The compromise announced by the Boy Scouts of America on Thursday is untenable. And that is precisely why it's good news.
More than 60 percent of the organization's national leadership voted to approve a policy ending discrimination against openly gay scouts while keeping in place the ban against gay adult leaders. With the BSA finally dragging itself into the late 20th century, can the 21st be far behind?
The answer, I hope, is that the time to end discrimination has arrived. But it isn't going to be accomplished without a lot of strife. As this story from the Associated Press makes clear, the organization seems likely to rip itself apart. Members of the homophobic religious right are already threatening to leave.
John Stemberger, the founder of an anti-gay group called OnMyHonor.net, went so far as to claim the BSA had caved in to "bullies" from Washington and Hollywood -- a perniciously offensive twist given the bullying that many gay youths endure.
At the same time, you can be sure that those who have been fighting against discrimination will keep pushing. As Boston Globe columnist Derrick Z. Jackson, a scout leader, noted several months ago, scout councils in liberal enclaves such as the Boston area have already endorsed nondiscrimination policies. Thursday's national vote is an invitation to defy openly the ban on gay adult leaders.

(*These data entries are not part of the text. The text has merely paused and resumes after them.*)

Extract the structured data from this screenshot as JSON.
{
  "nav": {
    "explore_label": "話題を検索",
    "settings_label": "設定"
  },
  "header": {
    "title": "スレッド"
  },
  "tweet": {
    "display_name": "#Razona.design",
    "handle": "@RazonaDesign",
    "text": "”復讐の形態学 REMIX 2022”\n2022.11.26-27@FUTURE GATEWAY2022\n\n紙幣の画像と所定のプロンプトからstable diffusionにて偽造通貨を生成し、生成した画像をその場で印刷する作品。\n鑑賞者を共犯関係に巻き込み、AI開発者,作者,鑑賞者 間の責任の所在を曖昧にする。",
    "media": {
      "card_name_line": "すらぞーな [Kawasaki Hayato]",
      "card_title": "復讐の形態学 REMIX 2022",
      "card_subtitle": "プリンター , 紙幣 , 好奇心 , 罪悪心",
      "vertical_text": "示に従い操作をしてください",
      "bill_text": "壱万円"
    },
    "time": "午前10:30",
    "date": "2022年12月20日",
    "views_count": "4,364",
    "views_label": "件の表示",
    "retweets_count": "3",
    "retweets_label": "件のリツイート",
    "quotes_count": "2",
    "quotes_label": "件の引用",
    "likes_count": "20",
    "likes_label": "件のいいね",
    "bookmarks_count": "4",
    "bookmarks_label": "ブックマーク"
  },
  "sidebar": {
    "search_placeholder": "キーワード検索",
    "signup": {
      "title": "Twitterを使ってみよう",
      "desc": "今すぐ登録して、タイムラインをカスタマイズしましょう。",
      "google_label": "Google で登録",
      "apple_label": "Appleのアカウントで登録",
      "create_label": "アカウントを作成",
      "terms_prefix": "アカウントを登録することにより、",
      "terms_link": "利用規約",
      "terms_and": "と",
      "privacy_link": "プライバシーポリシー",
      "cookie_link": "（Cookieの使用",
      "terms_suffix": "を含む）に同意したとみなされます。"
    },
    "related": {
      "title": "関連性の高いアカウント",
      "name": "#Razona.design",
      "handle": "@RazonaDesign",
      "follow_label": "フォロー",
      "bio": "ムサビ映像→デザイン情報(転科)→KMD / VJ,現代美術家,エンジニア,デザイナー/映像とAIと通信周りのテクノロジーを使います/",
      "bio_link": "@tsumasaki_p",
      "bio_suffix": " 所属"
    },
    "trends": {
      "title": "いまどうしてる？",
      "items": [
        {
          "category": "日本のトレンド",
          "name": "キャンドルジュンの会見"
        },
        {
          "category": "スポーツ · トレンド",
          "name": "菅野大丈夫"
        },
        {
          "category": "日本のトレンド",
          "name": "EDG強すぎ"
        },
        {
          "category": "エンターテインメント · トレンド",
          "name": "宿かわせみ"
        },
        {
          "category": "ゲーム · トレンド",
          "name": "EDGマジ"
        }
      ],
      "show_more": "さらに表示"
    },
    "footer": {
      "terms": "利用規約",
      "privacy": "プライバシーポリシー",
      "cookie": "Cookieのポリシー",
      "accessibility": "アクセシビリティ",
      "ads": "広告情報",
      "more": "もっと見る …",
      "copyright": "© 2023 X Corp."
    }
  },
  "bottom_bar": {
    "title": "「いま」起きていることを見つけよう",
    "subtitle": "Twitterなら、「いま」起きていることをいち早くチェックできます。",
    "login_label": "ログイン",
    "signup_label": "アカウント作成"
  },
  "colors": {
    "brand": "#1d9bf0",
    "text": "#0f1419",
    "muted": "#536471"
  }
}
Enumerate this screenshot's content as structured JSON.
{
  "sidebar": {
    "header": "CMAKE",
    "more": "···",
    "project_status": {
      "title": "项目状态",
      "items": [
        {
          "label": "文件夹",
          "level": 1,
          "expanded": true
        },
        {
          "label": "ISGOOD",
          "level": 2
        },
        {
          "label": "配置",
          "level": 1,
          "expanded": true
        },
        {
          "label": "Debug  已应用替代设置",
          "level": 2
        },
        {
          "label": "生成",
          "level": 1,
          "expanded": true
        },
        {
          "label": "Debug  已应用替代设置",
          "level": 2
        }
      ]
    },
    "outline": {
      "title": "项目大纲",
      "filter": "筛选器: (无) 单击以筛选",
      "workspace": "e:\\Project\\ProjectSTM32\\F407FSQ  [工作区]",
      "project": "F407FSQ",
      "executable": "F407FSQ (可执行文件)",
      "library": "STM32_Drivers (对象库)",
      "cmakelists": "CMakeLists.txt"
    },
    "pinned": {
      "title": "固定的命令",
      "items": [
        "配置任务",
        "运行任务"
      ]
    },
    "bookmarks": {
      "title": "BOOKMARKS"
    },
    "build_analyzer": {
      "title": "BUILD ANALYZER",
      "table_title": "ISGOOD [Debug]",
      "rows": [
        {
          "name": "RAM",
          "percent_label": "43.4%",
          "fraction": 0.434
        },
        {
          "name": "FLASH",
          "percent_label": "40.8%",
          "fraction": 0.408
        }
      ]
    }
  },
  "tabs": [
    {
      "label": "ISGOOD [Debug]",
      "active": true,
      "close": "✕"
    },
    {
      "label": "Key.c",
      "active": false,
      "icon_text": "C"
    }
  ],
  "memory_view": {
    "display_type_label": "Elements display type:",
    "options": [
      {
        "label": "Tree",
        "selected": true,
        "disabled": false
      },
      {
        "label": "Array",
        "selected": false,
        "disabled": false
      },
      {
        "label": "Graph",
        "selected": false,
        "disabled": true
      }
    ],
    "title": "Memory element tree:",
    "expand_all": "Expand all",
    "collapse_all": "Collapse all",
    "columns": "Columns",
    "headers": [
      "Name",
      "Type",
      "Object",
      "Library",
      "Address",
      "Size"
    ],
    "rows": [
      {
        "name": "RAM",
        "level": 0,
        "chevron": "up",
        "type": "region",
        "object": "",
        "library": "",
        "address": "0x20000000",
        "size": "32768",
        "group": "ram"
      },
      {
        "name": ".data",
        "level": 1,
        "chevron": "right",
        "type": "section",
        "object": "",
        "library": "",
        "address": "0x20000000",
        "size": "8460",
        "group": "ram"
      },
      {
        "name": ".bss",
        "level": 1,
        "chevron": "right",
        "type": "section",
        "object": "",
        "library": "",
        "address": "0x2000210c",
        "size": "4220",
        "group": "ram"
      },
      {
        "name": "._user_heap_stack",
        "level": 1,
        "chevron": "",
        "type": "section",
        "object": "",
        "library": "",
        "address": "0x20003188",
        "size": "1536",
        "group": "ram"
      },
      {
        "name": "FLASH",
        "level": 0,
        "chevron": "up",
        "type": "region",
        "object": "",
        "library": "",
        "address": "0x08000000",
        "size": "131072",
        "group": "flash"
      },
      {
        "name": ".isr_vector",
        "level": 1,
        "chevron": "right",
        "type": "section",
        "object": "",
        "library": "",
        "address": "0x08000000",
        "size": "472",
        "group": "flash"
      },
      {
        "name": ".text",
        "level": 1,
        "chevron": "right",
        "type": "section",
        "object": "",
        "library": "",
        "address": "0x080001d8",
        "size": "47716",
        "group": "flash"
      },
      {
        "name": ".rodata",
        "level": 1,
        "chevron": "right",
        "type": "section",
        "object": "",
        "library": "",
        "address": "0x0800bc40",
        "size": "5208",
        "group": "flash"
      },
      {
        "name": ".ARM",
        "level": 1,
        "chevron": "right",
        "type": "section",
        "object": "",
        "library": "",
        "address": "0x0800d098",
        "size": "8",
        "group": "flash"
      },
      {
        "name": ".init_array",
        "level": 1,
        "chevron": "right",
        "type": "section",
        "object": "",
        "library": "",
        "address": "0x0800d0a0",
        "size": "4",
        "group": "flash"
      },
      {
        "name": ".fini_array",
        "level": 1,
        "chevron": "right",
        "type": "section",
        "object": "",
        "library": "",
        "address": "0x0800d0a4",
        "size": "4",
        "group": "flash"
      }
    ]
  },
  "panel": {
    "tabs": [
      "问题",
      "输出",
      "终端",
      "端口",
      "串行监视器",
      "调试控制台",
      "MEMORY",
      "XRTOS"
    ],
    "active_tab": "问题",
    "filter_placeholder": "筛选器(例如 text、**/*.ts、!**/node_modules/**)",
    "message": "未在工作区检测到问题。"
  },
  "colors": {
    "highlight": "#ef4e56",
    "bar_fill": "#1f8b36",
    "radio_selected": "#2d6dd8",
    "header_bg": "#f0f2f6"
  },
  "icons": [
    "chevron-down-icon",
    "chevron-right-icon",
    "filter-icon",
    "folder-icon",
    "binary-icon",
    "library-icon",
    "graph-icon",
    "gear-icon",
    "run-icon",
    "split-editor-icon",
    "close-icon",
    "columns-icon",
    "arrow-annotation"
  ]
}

I write from considerable experience. I am an Eagle scout. So is my 22-year-old son. I'm the former scoutmaster of his troop, and though I'm not as active these days, I continue to be a registered adult leader. I believe that scouting can be a life-altering experience, introducing boys to teamwork, fair play, love of the outdoors and respect for the environment.
As a scout leader who has participated in a number of training sessions, I can attest that the BSA's discriminatory policies never came up in the context of actions we were expected to take. Even in conversations those policies were rarely mentioned. Here in the Northeast, I've found that most (though not all) adult leaders are opposed to discrimination.
We all make our peace with such things in our own way. Like Derrick Jackson, my personal policy was to hang in there as long as I was not put in a position of having to discriminate. I never was, though of course I also have no way of knowing how many gay kids and adults stayed away because they thought they wouldn't be accepted. Still, I believed -- and still do -- that the good in scouting outweighs the bad, and that the organization is more likely to change if people of goodwill stay involved.
Though Thursday's vote can be seen as a modest step forward, another possible compromise floated earlier this year would have been far more workable. You may remember that one: groups that charter troops, such as churches and civic organizations, would have been free to set their own policies.
Such a compromise would have accurately reflected how the BSA actually operates, as troops are considered part of their chartering organizations. To concoct a hypothetical, it would have opened the way for a Unitarian Universalist church to sponsor a troop that allowed gay scouts and adult leaders as well as atheists, another group banned under current BSA policy.
Following an uproar, though, the BSA's national leadership retreated, leading to this week's action -- and to an opportunity to end scouting's discriminatory policies once and for all. I welcome the moment. Far better to bring this embarrassment to an end than to muddle through for another five to 10 years.